Exercise data
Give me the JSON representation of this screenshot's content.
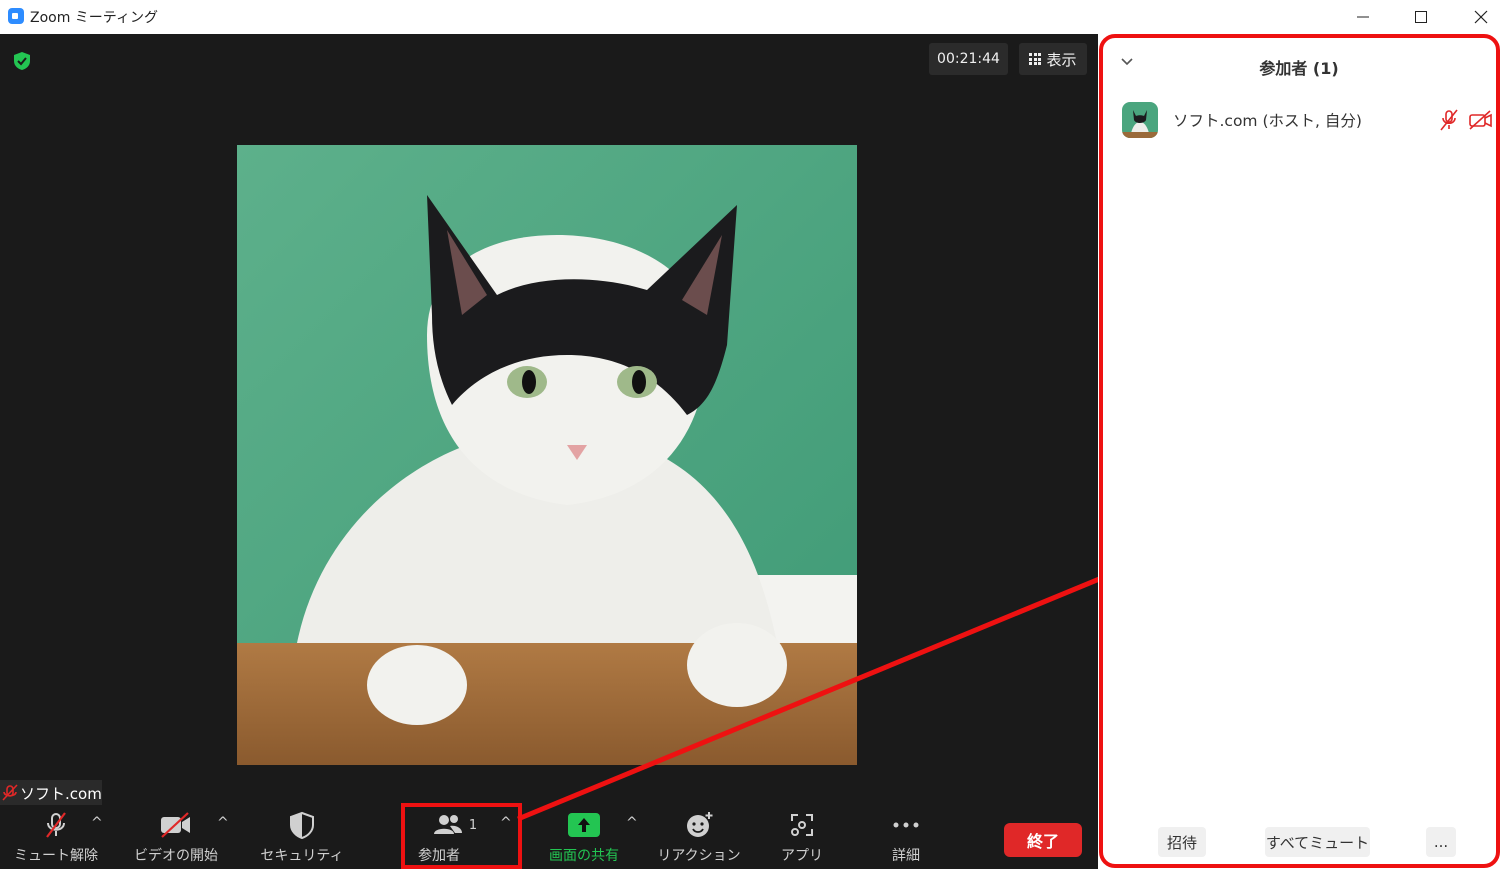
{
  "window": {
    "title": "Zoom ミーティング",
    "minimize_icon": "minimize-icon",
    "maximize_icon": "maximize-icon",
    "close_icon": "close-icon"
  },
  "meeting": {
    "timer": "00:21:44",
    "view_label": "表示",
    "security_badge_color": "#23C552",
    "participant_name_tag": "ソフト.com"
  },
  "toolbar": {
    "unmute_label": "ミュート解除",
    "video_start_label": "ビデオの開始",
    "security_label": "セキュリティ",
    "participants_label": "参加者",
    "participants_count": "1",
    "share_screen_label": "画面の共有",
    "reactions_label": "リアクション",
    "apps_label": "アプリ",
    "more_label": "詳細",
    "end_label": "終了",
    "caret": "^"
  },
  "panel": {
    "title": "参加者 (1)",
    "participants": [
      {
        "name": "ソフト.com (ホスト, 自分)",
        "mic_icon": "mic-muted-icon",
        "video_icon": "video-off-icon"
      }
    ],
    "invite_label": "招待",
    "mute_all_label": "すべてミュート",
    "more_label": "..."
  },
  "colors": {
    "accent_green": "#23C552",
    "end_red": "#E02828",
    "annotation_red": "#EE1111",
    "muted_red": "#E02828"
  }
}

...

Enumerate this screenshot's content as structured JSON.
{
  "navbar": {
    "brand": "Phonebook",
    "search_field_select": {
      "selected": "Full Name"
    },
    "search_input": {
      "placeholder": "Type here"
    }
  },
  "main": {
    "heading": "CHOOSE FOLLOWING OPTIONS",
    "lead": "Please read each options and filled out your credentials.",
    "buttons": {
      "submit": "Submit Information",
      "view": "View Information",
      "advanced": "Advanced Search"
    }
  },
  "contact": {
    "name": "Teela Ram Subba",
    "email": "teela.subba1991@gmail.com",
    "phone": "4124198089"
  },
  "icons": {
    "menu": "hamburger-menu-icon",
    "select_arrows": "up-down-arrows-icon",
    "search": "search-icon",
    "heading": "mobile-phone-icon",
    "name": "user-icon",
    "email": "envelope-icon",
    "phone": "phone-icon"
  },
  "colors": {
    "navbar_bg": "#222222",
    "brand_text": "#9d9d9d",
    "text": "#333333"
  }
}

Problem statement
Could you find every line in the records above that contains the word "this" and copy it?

Task response
Give me the JSON representation of this screenshot's content.
Enumerate this screenshot's content as structured JSON.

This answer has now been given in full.